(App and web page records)
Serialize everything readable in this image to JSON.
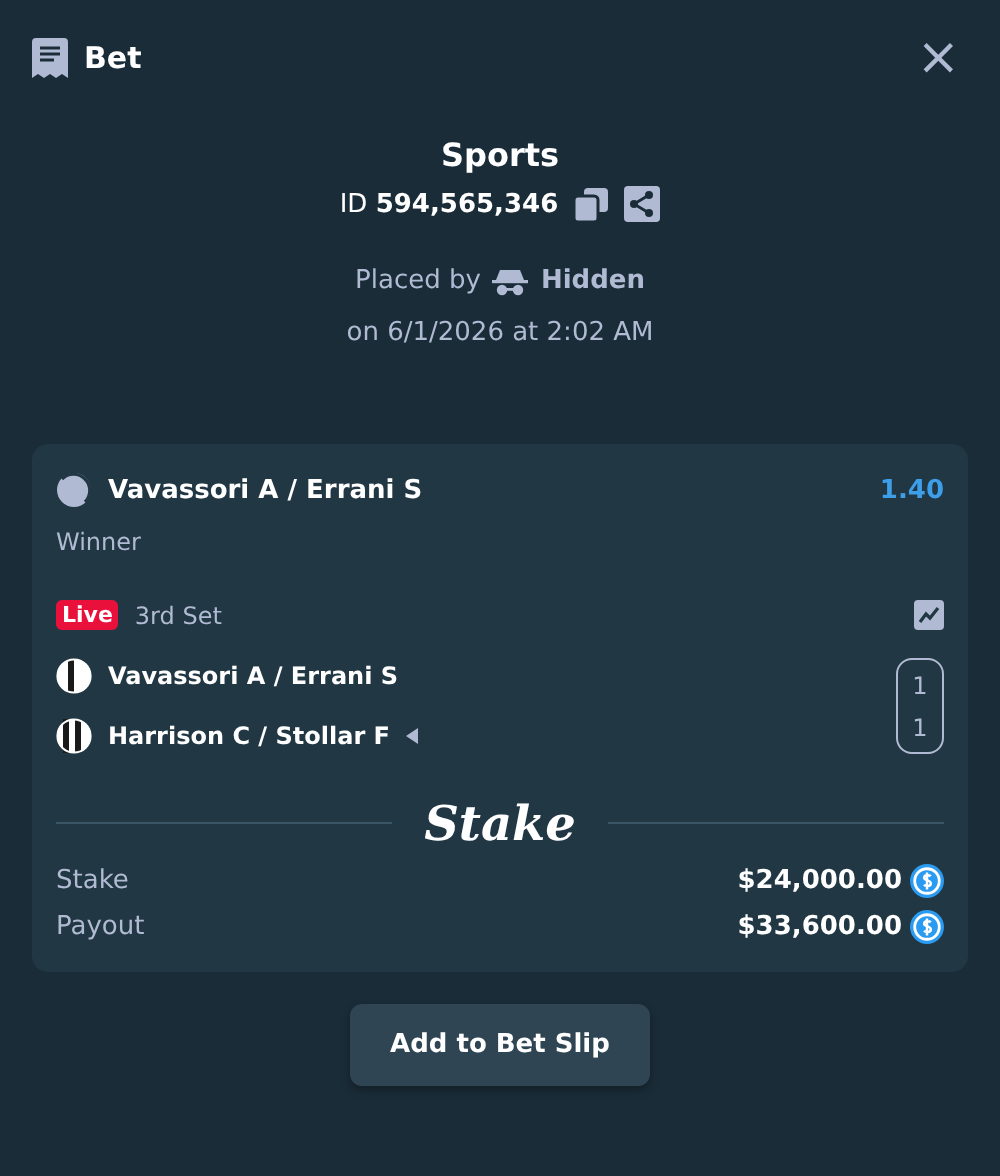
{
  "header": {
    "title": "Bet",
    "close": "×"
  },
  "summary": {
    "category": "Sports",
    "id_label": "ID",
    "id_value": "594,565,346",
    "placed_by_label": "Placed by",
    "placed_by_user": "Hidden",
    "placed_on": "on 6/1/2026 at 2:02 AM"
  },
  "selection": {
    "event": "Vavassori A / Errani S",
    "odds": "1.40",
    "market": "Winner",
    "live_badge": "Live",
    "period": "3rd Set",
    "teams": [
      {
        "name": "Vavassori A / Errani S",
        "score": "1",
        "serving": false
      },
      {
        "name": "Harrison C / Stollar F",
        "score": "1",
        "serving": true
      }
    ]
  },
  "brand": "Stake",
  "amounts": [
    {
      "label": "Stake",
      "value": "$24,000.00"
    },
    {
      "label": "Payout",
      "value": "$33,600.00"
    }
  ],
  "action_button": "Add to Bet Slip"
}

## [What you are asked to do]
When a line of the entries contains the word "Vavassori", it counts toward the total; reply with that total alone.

## [Exercise result]
2